One person you met in jail is Kunle Ajibade ...

And he didn't write the story. He refused to reveal the source of the story that was published in The News - that's his crime. . .he's living in terrible condition. Makurdi prison is acknowledged in the Prison department as the worst prison in Nigeria. Only people to be punished are sent there. For two years he was not allowed the use of a bed or a mosquito net. He had to be taking chloroquine injection every month because of malaria! But now he has the use of a bunk. I'm telling you the condition he has to pass through because he has refused to buckle to the military, to break the oath of his profession. He's a great guy.

What must now be the shape of the struggle?

Every young man or woman who has any education whatsover, must make it an act of determination, not to accept military rule. They must breathe it, drink it, eat it. That no civilised country accepts military rule. And Nigeria must be a civilised country. The second is to look at the example of other good countries, not countries like Gambia—Nigeria should be like USA, China, India, Canada, Germany, Britain. Those are countries Nigeria should seek to be like, not Gambia, Niger and Sierra-Leone. It's an insult.

Well you have been quoted as demanding an apology from the government headed by General Abubakar, I find that interesting.

Actually, I think the way it was worded is not right: what I said is that I have not been told what I'd done to be sent into detention, and that although I appreciate that the Head of State ordered that I be released, but that the government ought to tell me why I'd been detained. And if they don't do that, they should apologise. . .

And if they don't?

What can I do?. Afterall, they refuse to carry out court orders. This is a jungle of a country. Terrible country. . .

But you love it so much?

I love Nigeria. I was brought up to love Nigeria. That is why it hurts so much that people who do not know this country are messing it up. And at the rate they are going, I'm afraid Nigeria may break up. . . (The Network news comes up) Tonite at Nine at Ten O'clock? Look at it emblazoned right behind the newscaster! There is suposed to be a director of news. And the man just sits there! (sighs). Any way, I was saying, at some point. . .yes, because they're creating so much imbalance within, that I recognise that, the way they are going, the centre may not be able to hold. . .

The military as a monolith, does it not save it from breaking up?

How does it save it?

They work, as they've done so far in government, within their own terms. They cohere. . .

Should a government whose perception and reason are different from the people they are governing, should they be in government? Well, that's why I think that at some point, the thing will break up. Suharto, I understand, was forced out. Why do you not see that the Nigerian situation is not different. If you study the history of Latin America, you'd understand that history is being replayed. Is Latin America not largely democratic today?

Therefore, we must have hope?

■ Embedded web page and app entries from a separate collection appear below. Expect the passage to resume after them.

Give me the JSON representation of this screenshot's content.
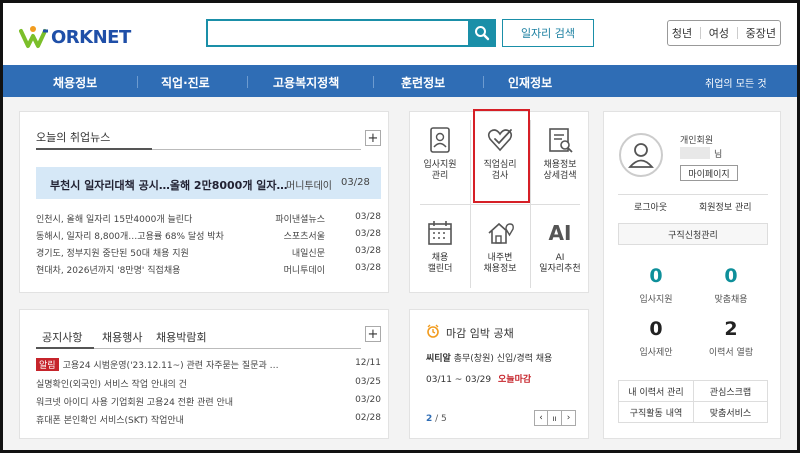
{
  "header": {
    "logo_text": "ORKNET",
    "search_placeholder": "",
    "job_search_label": "일자리 검색",
    "user_links": [
      "청년",
      "여성",
      "중장년"
    ]
  },
  "nav": {
    "items": [
      "채용정보",
      "직업·진로",
      "고용복지정책",
      "훈련정보",
      "인재정보"
    ],
    "all_label": "취업의 모든 것"
  },
  "news": {
    "tab_label": "오늘의 취업뉴스",
    "plus": "+",
    "headline": {
      "title": "부천시 일자리대책 공시…올해 2만8000개 일자…",
      "source": "머니투데이",
      "date": "03/28"
    },
    "rows": [
      {
        "title": "인천시, 올해 일자리 15만4000개 늘린다",
        "source": "파이낸셜뉴스",
        "date": "03/28"
      },
      {
        "title": "동해시, 일자리 8,800개…고용률 68% 달성 박차",
        "source": "스포츠서울",
        "date": "03/28"
      },
      {
        "title": "경기도, 정부지원 중단된 50대 채용 지원",
        "source": "내일신문",
        "date": "03/28"
      },
      {
        "title": "현대차, 2026년까지 '8만명' 직접채용",
        "source": "머니투데이",
        "date": "03/28"
      }
    ]
  },
  "notice": {
    "tabs": [
      "공지사항",
      "채용행사",
      "채용박람회"
    ],
    "plus": "+",
    "badge": "알림",
    "rows": [
      {
        "title": "고용24 시범운영('23.12.11~) 관련 자주묻는 질문과 …",
        "date": "12/11"
      },
      {
        "title": "실명확인(외국인) 서비스 작업 안내의 건",
        "date": "03/25"
      },
      {
        "title": "워크넷 아이디 사용 기업회원 고용24 전환 관련 안내",
        "date": "03/20"
      },
      {
        "title": "휴대폰 본인확인 서비스(SKT) 작업안내",
        "date": "02/28"
      }
    ]
  },
  "services": {
    "items": [
      {
        "line1": "입사지원",
        "line2": "관리",
        "icon": "id-card-icon"
      },
      {
        "line1": "직업심리",
        "line2": "검사",
        "icon": "heart-check-icon"
      },
      {
        "line1": "채용정보",
        "line2": "상세검색",
        "icon": "document-search-icon"
      },
      {
        "line1": "채용",
        "line2": "캘린더",
        "icon": "calendar-icon"
      },
      {
        "line1": "내주변",
        "line2": "채용정보",
        "icon": "house-pin-icon"
      },
      {
        "line1": "AI",
        "line2": "일자리추천",
        "icon": "ai-icon"
      }
    ]
  },
  "deadline": {
    "title": "마감 임박 공채",
    "company": "씨티알",
    "job": "총무(창원) 신입/경력 채용",
    "period": "03/11 ~ 03/29",
    "status": "오늘마감",
    "page_current": "2",
    "page_total": "/ 5",
    "status_color": "#c6242b"
  },
  "member": {
    "type": "개인회원",
    "name_suffix": "님",
    "mypage_label": "마이페이지",
    "logout_label": "로그아웃",
    "info_label": "회원정보 관리",
    "apply_manage_label": "구직신청관리",
    "stats": [
      {
        "value": "0",
        "label": "입사지원"
      },
      {
        "value": "0",
        "label": "맞춤채용"
      },
      {
        "value": "0",
        "label": "입사제안"
      },
      {
        "value": "2",
        "label": "이력서 열람"
      }
    ],
    "links": [
      "내 이력서 관리",
      "관심스크랩",
      "구직활동 내역",
      "맞춤서비스"
    ],
    "accent_color": "#0e8f9a"
  }
}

No. I haven't said so. I'm saying that the things that have happened in other countries will happen in Nigeria.

Colonel Umar has called for the probing of General Abacha's government. What do you say?

I've no opinion in such things. I'm interested in the fundamentals. In the mountain of rubbish which Abacha left behind, that must be cleared out.

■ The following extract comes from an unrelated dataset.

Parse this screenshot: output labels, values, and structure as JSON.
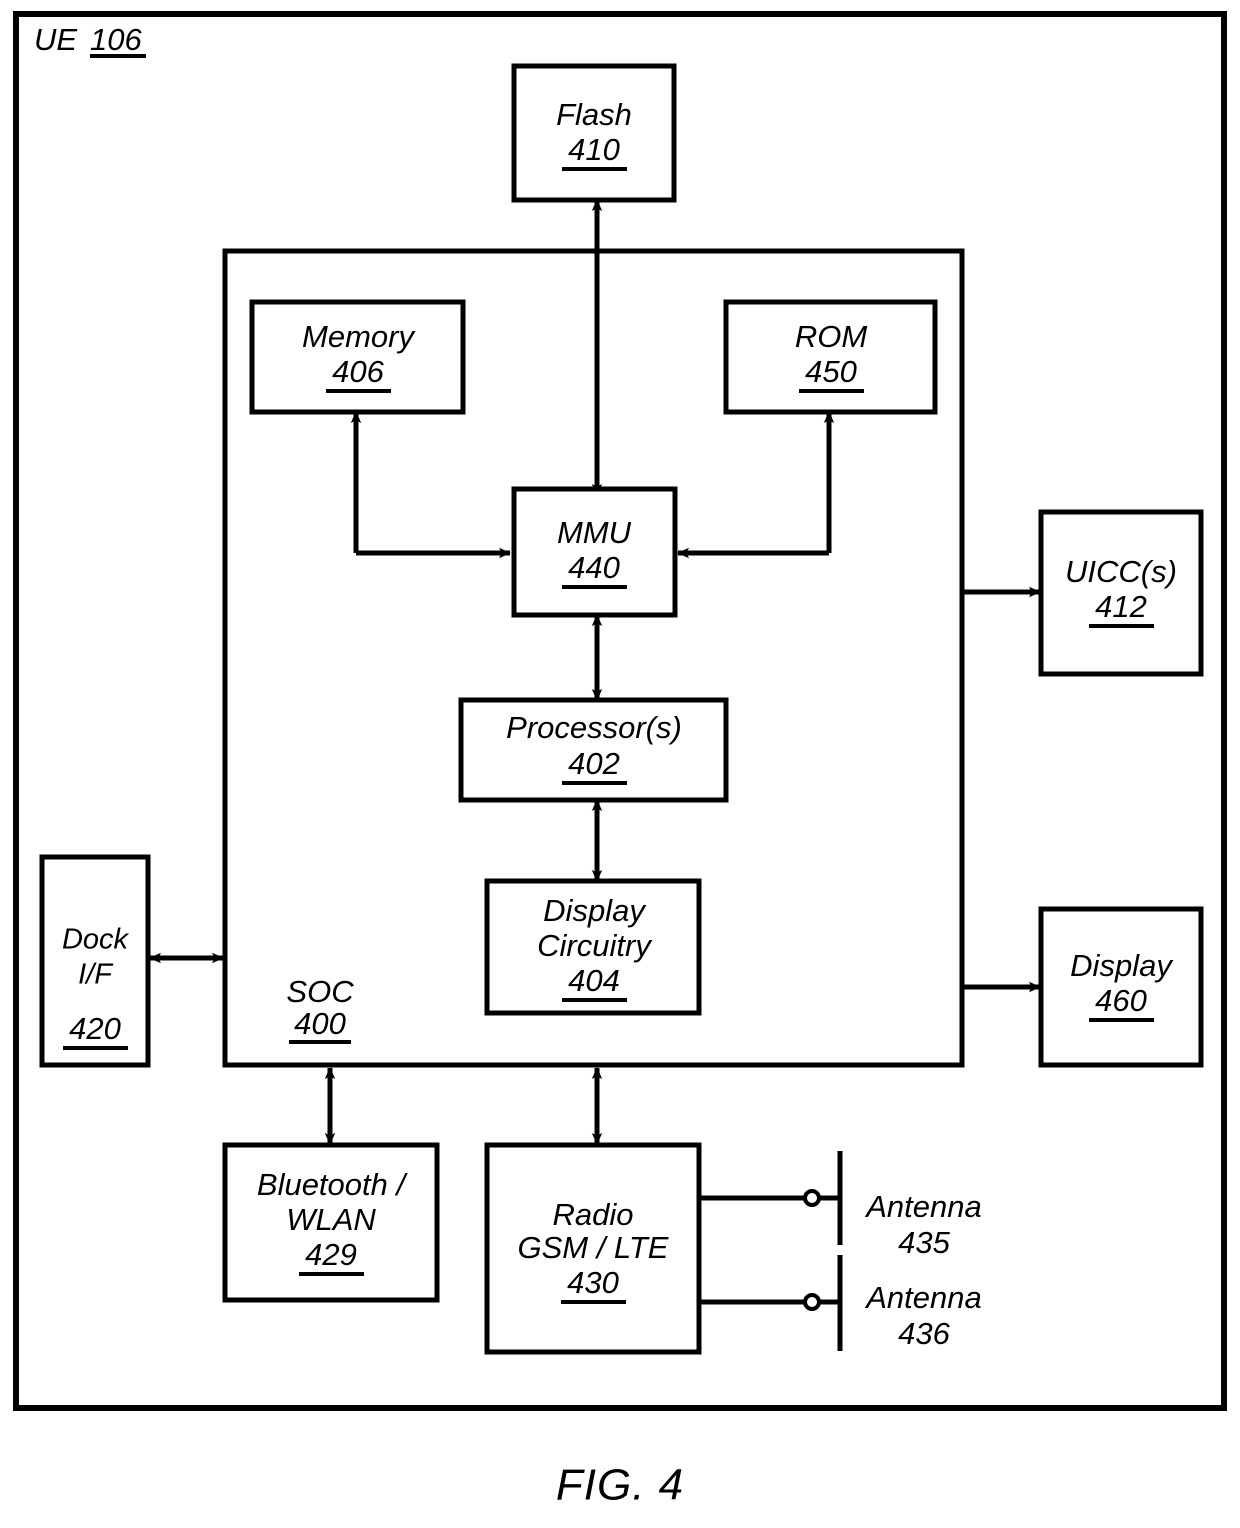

What is your expectation of General Abubakar as we approach October 1, 1998.

First he should know that he cannot build anything on what Abacha left. And because of that, what he should do is to look for credible Nigerian leaders, and there are many of them, all over the country, to form a government of national unity. And because Nigerians want the principle that nobody has the right to annul any election, make Abiola head of that government of national unity. But they should give them a specific time, to put everything in place, for us to sit down and write a new constitution for Nigeria. They must throw into the waste paper basket the 1995 constitution which fortunately, Abacha never had the opportunity of signing into law. The constitution never saw the light of day, so they must throw it out.